Why Movement is Important for Healing Injuries
- Created in Newsletter Library
How Moving Helps Your Injuries Heal
Although taking it easy might seem like the best strategy after an injury, spending too much time on the couch may be a bad idea. In fact, inactivity could actually make your symptoms worse and prolong your recovery time. Movement triggers your body's natural healing response and reduces your risk of chronic pain.
The Benefits of Moving
When you injure yourself, your body immediately activates its self-repair function. White blood cells flood the injured area and begin repairing the damaged tissues and cells. Increased blood flow causes inflammation and is the reason that you may notice swelling, stiffness, or redness around your injury.
At this point, rest is a priority. Resting gives your body the time it needs to begin the healing process, but too much rest can slow healing, increase stiffness, and other symptoms.
In most cases, you can begin moving one to two days after your injury, depending on the type and severity of the injury. While it's not a good idea to participate in high-impact or vigorous activity, gentle exercises and stretches can be an important part of the healing process.
Incorporating movement in your recovery will:
- Reduce Inflammation. Although inflammation is essential when an injury first occurs, it can cause lingering stiffness and pain when you move your joints. Movement relieves inflammation naturally, helping you to return to your normal activities faster.
- Break Up Scar Tissue. Your body produces scar tissues to repair muscles, tissues, ligaments, and tendons. Unfortunately, your body may make more tissue than you need to heal your injury. Scar tissue build-up restricts the movement of muscles and joints, which causes pain and reduced range of motion.
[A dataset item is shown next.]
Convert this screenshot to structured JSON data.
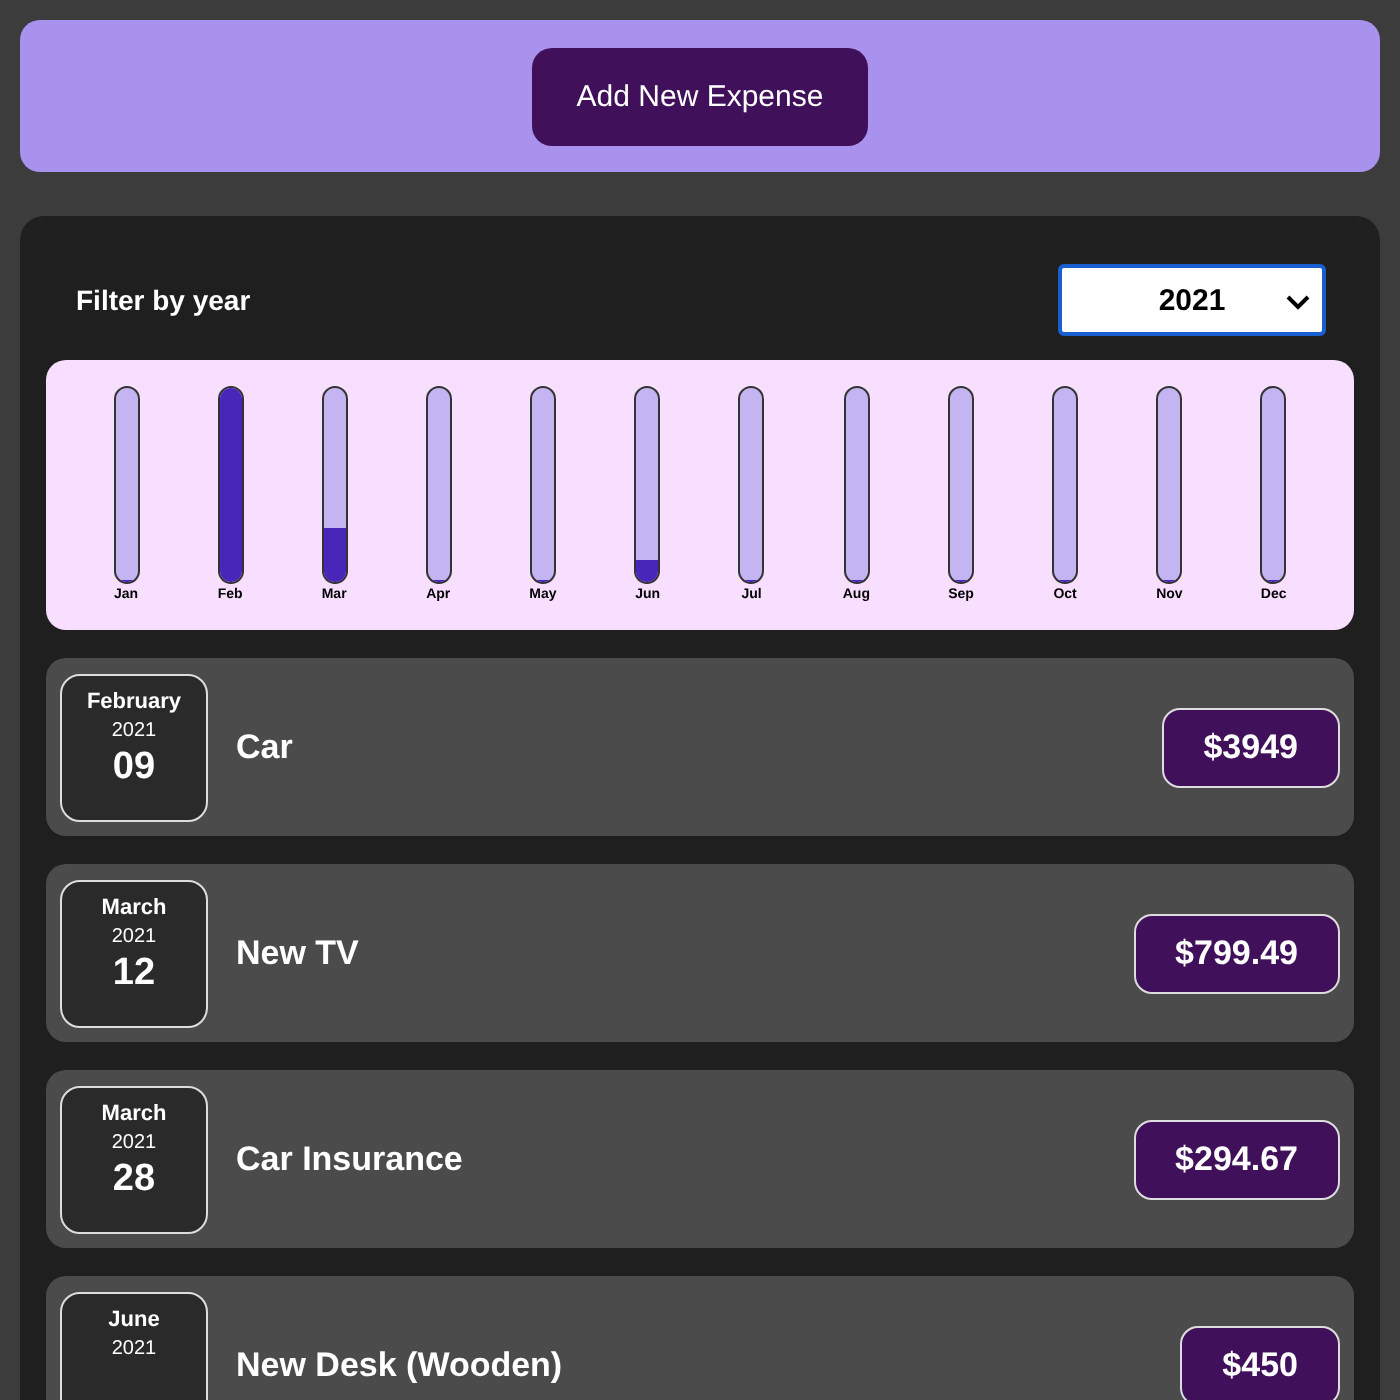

- Improve Blood Flow. Injuries can restrict blood flow, depriving your tissues of the oxygen and nutrients they need to heal. Movement improves blood circulation and promotes healing.
- Lubricate Your Joints. Fluid surrounding your joints lubricates the bones and helps nutrients penetrate the tissues. Activity keeps the fluid flowing and helps you avoid painful, creaky joints.
- Help Avoid Chronic Pain. Being inactive may increase your risk of long-term pain, stiffness, or mobility problems.
How Your Chiropractor Can Help You Get Moving
Moving can be difficult if you're experiencing stiffness, pain, and inflammation. Pain relievers and muscle relaxants only offer short-term relief of your symptoms, while chiropractic treatment targets the source of the problem. Spinal manipulation, massage, soft tissue mobilization, traction, ultrasound therapy, and other treatments your chiropractor offers help by:
- Breaking apart scar tissue
- Realigning your spine
- Easing pressure on nerves, muscles, tendons, and ligaments
- Improving flexibility and range of motion
- Decreasing inflammation
- Relaxing tight muscles
- Releasing endorphins - your body's natural painkillers
Chiropractic treatment offers an effective way to manage pain and could help you increase your activity level. In a study published in Physical Medicine and Rehabilitation in May 2018, researchers revealed that spinal manipulation combined with other therapies improved low back pain intensity and disability in active-duty military personnel.
The treatment is effective for treating many types of injuries, including sprains and strains, whiplash, tendonitis, bursitis, rotator cuff injuries, knee conditions, concussions, herniated discs, shin splints, and dislocations.
Chiropractic treatment will ease your pain and get you moving again. Contact us to schedule a convenient appointment.
Physical Medicine and Rehabilitation: Effect of Usual Medical Care Plus Chiropractic Care vs Usual Medical Care Alone on Pain and Disability Among US Service Members With Low Back Pain, May 2018
Healthline: Why Scar Tissue Pain Occurs and What You Can Do About It, 3/7/19
BMC Musculoskeletal Disorders, 4/8/10
Chiropractic Economics: The Latest Research on Chiropractic Care for Faster Injury Recovery, 3/6/20